In Texas there is no buy-back regulation for consumer generated power as of June 2022. 38 of the 50 states in the U.S. have a buyback rule.  1 to 1 for power you use vs generate. Example, if I use 20Kw at night/under producing times and generate 18KW surplus in a day. with a 1 to 1 plan, I am charged 2KW, without the 1 to 1 plan I may be charged for the full 20KW. No bill will be 0, in Texas ONCOR owns the power lines, so they have a monthly minimum plus a charge per KW. You need to know how your state works these charges.

We need to keep pushing in Texas for a consumer buyback 1:1 protection.

I switched "providers" to one that has the 1 to 1 rule initially. With my old provider I get 0 credit for surplus 12 months of the year. And wholesale power cost is in 5 minute increments, not daily/weekly. It matters.  A year later when it is time to sign up again, the 1 to 1 now charges me for the TDU, ONCOR charges.  They have also eliminated "roll over" value for my excess power to 1 month.

Power was de-regulated in Texas years ago.  Power companies in Texas are similar to the long distance companies after the AT&T breakup.  There are a lot of them.  The power plans for solar change often. It is looking less and less free market as time goes by.

So how can a power company make money on solar?   I think the key is in the spot rate cost of power.   It is adjusted every 5 minutes in Texas.   It follows a peak demand curve.  Since AC is a large percent of power cost in southern states, it drives the peak demand cost.  My solar "over produces", during peak demand usually.  They sell my over-production at high cost times and provide my power needed at dusk/dark times with lower cost power.  That means what they provide vs what they sell is about equal, but they sell at high rate vs. providing at low rate.  That is where they make profit in my estimates.

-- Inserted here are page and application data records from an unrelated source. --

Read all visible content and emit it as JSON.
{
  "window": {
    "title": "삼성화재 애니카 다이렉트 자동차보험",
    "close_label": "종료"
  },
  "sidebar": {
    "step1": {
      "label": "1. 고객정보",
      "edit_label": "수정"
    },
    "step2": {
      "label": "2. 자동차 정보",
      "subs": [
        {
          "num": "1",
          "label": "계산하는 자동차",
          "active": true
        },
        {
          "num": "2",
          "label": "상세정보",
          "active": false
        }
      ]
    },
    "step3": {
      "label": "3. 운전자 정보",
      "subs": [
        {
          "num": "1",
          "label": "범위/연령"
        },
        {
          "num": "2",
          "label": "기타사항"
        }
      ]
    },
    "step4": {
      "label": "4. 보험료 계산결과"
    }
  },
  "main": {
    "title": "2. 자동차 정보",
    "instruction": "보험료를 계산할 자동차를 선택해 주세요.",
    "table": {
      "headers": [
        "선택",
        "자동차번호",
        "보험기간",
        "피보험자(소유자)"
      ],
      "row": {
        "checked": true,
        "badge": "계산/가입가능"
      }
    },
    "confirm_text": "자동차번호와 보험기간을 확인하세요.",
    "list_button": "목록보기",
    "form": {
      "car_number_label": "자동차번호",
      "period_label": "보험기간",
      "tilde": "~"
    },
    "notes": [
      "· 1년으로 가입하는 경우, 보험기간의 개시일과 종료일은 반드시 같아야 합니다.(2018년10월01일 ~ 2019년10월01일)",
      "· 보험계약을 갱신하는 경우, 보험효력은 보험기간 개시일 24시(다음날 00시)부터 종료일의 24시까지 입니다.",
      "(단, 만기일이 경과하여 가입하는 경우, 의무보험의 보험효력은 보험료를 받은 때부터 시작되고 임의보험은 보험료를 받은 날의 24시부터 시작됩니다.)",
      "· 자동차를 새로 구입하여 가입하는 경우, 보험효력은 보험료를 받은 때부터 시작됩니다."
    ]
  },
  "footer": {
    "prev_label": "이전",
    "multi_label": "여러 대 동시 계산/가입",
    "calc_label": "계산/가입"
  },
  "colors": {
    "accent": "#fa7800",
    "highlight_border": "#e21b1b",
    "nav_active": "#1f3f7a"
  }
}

My system is balanced to equal what I use over a year.  It was until Oncor did the numbers and took 1 panel away.  We averaged $30 a month for electricity for the first 3 hot months. Not bad, it will payback in about 7 years.  The biggest benefit is my wife can keep the temp low when it is hot.  She is not made for warm weather.

  last update June 29  2022